The fall semester has just begun, but it won’t be long before substitute teachers will be needed to fill in for staff teachers who can’t make it to school for one reason or another. What these substitutes experience makes them heroes in my opinion (“Imagine Your Substitute Teacher Is Nicholson Baker. For These Kids, He Was,” The New York Times, Aug. 28).
Even though Nicholson Baker was a K-12 sub for only 28 days in an unnamed Maine public school district, he experienced many of the stresses that staff teachers have to contend with for an entire semester. The constant interruptions of the P.A. system, overmedicated students, underprepared students et al. left him feeling “sick with shame” one day and a “hopeless jackass” another. It’s little wonder that Baker felt “drained, numb, brain-dead” after only his fifth day (“Fortress of Tedium: What I Learned as a Substitute Teacher,” The New York Times, Sept. 11).
Critics will be quick to argue that he would get used to these things over a period of time, or that he only had to endure them until school was dismissed at 3:00 or so. But I bet they would change their minds if they had to be a substitute. There is no possible way they can understand the price paid in the physical and mental health of substitutes.
In return, school districts pay substitutes not much more than minimum wages for their time, treating them as little more than glorified babysitters. Even if they put in enough hours to qualify for district-paid health benefits, overall compensation is insulting. As pressure mounts on teachers to produce ever-higher test scores, I expect to see more staff teachers calling in sick. When I was teaching, we called such occasions “mental health” days off. They will become more common in the years ahead. I don’t care how dedicated teachers are.

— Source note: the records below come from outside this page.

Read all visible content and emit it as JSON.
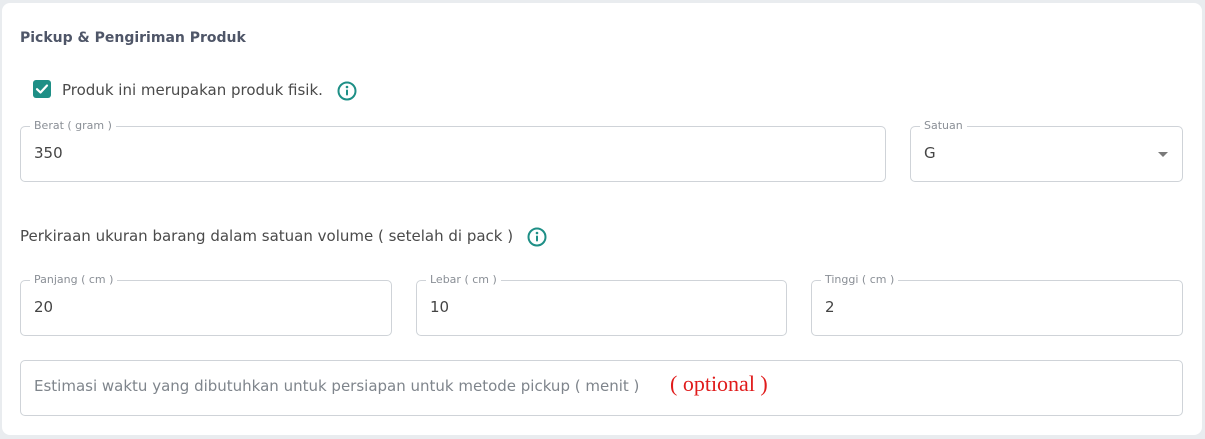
{
  "section": {
    "title": "Pickup & Pengiriman Produk"
  },
  "physical_product": {
    "checked": true,
    "label": "Produk ini merupakan produk fisik."
  },
  "weight": {
    "label": "Berat ( gram )",
    "value": "350"
  },
  "unit": {
    "label": "Satuan",
    "value": "G"
  },
  "volume": {
    "label": "Perkiraan ukuran barang dalam satuan volume ( setelah di pack )"
  },
  "length": {
    "label": "Panjang ( cm )",
    "value": "20"
  },
  "width": {
    "label": "Lebar ( cm )",
    "value": "10"
  },
  "height": {
    "label": "Tinggi ( cm )",
    "value": "2"
  },
  "pickup_estimate": {
    "placeholder": "Estimasi waktu yang dibutuhkan untuk persiapan untuk metode pickup ( menit )",
    "annotation": "( optional )"
  },
  "colors": {
    "accent": "#1e8f86",
    "annotation": "#e01b1b"
  }
}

The human body can take only so much before it breaks in one form or another.
The opinions expressed in Walt Gardner’s Reality Check are strictly those of the author(s) and do not reflect the opinions or endorsement of Editorial Projects in Education, or any of its publications.